How can we double the impact of a Science Centre visit? In order to provide engaging, relevant and connected experiences that will nurture a long-term relationship with science, we must reach out beyond the science centre building. This Fellowship creates the opportunity to think strategically at a national level and to work with leading engagement professionals in the UK and beyond.
Working to increase the scope and effectiveness of what science communication can offer.
Plans to use the Fellowship to encourage people to think about how scientific and artistic endeavour derive from common ground, how artists are precise and scientists are imaginative, and how looking at the same question from different angles – using different equipment, concepts and vocabularies – can enrich and illuminate a subject.
Aiming to explore the role of science engagement in his practice and to initiate a series of projects that examine the limits of cross-disciplinary collaboration.
Dr Erinma Ochu
Faculty of Life Sciences, University of Manchester
Aimed to explore innovative ways to embed biomedical science in people’s everyday lives. She will investigate how ‘citizen science’ – science carried out by the public – can contribute to biomedical research challenges.
Professor of Surgical Education at Imperial College London
Planned to use his Fellowship to build on his passion for education and for communicating and exploring new ideas. In particular, he will look at how his field of surgery overlaps with the worlds of art, performance and craftsmanship.
Historian and Sick City Project
Used the Fellowship to develop inspiring outreach projects in a range of media, to establish a community of students with experience and enthusiasm in engagement, and to promote engagement as part of every academic career in the medical humanities.
Consultant anaesthetist at University College London Hospital and TV presenter
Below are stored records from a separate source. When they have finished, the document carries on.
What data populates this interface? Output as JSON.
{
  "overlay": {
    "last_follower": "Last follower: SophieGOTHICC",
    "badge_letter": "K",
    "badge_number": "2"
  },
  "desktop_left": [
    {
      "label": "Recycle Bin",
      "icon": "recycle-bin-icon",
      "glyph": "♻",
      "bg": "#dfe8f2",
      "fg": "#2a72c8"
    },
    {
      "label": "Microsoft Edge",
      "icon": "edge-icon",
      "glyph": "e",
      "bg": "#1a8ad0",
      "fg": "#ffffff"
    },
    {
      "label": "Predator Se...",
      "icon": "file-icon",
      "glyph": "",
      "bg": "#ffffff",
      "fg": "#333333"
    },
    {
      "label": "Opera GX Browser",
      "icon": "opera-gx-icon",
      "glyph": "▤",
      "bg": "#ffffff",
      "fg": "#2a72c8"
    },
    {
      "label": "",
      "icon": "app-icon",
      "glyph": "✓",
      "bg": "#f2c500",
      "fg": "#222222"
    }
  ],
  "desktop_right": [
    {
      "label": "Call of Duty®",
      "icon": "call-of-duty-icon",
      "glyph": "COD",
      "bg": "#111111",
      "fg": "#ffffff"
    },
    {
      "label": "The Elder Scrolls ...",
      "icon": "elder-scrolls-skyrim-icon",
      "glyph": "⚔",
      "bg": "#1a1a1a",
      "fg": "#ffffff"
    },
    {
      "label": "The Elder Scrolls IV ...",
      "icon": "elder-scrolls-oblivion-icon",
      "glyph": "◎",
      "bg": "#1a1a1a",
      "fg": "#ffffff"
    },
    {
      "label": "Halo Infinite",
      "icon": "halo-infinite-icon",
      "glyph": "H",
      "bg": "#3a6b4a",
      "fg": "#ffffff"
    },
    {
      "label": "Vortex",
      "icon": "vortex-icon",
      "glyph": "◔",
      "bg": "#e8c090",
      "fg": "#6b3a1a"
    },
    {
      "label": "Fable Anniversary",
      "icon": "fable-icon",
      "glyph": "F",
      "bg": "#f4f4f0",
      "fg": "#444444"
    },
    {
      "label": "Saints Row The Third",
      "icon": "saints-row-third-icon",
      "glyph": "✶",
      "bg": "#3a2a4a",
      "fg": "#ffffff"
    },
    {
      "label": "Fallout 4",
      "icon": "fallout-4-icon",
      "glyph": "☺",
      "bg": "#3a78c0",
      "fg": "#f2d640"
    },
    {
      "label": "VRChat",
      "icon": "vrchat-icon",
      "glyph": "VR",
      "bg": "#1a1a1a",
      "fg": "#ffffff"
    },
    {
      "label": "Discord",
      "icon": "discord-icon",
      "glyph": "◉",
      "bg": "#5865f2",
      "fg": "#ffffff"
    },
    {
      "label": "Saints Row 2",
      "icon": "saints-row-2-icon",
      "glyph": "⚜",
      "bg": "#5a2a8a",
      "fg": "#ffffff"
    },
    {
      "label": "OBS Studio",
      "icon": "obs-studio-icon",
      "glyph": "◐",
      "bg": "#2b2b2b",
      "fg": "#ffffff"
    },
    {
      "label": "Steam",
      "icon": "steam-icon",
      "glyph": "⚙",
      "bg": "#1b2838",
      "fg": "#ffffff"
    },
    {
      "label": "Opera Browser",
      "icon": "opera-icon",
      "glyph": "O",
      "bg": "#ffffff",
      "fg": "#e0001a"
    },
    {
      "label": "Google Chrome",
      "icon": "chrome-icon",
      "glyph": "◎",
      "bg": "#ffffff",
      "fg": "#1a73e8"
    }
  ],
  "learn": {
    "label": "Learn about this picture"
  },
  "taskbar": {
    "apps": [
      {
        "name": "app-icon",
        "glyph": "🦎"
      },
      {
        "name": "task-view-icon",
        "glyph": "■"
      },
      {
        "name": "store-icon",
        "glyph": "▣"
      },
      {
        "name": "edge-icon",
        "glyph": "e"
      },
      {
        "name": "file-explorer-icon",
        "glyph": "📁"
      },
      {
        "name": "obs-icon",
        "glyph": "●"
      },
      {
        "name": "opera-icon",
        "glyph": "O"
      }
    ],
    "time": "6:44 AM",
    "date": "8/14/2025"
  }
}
Used the opportunity to immerse himself in the world of science communication, with the flexibility to participate and experiment in a wide range of projects. The Fellowship freed him from regular clinical duties, providing the time to develop his existing skills in science communication and to experiment with newer forms of communication.